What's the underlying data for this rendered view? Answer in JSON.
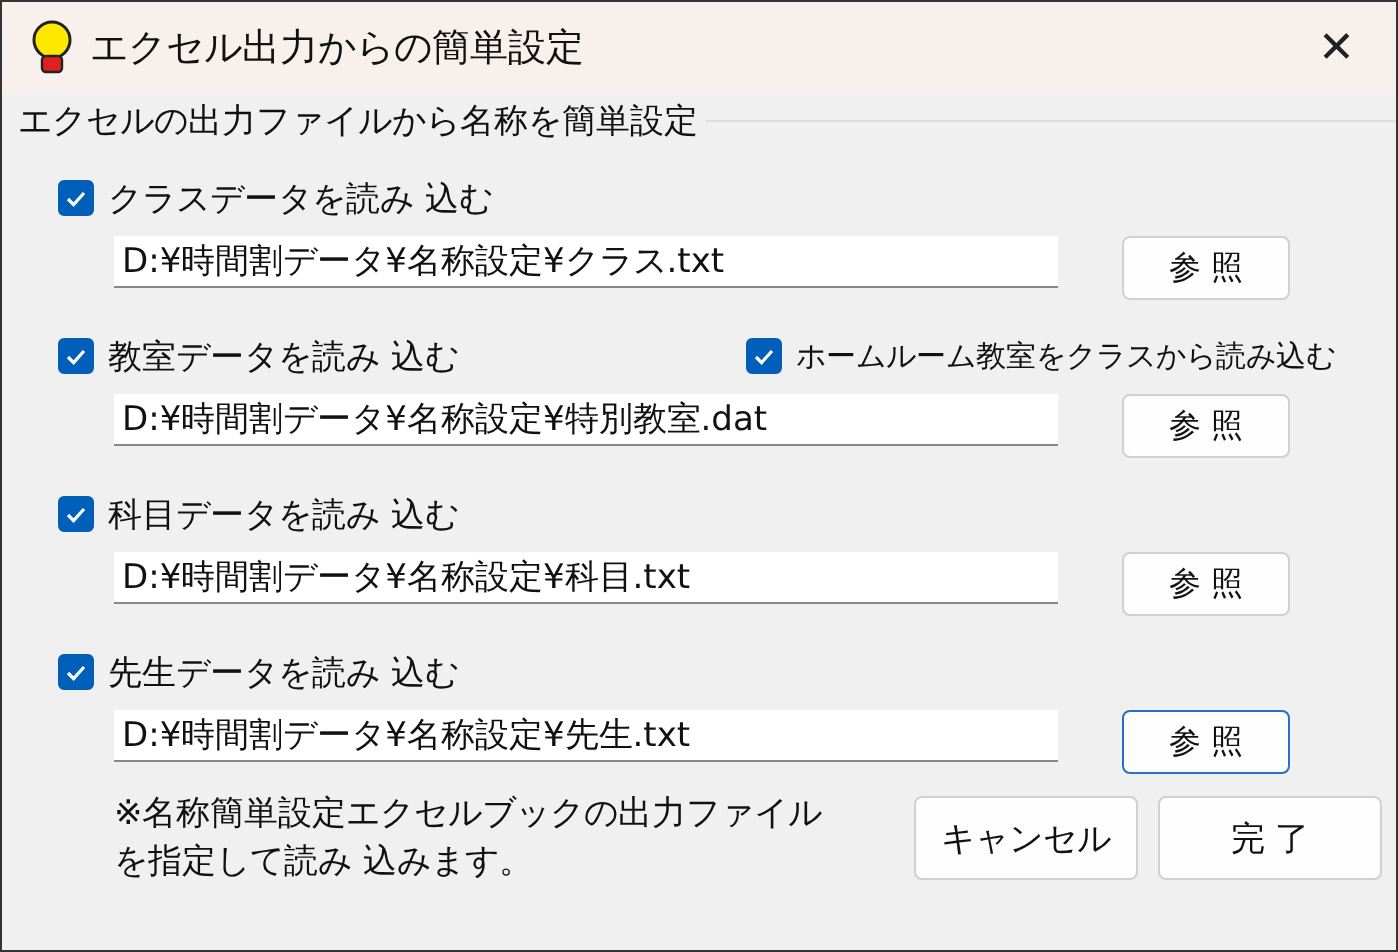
{
  "window": {
    "title": "エクセル出力からの簡単設定",
    "close": "✕"
  },
  "group": {
    "title": "エクセルの出力ファイルから名称を簡単設定"
  },
  "sections": [
    {
      "label": "クラスデータを読み 込む",
      "checked": true,
      "path": "D:¥時間割データ¥名称設定¥クラス.txt",
      "browse": "参 照",
      "focused": false
    },
    {
      "label": "教室データを読み 込む",
      "checked": true,
      "extra": {
        "label": "ホームルーム教室をクラスから読み込む",
        "checked": true
      },
      "path": "D:¥時間割データ¥名称設定¥特別教室.dat",
      "browse": "参 照",
      "focused": false
    },
    {
      "label": "科目データを読み 込む",
      "checked": true,
      "path": "D:¥時間割データ¥名称設定¥科目.txt",
      "browse": "参 照",
      "focused": false
    },
    {
      "label": "先生データを読み 込む",
      "checked": true,
      "path": "D:¥時間割データ¥名称設定¥先生.txt",
      "browse": "参 照",
      "focused": true
    }
  ],
  "note": "※名称簡単設定エクセルブックの出力ファイルを指定して読み 込みます。",
  "buttons": [
    "キャンセル",
    "完 了"
  ]
}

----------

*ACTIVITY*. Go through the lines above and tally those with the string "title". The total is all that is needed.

*TASK SOLUTION*. 2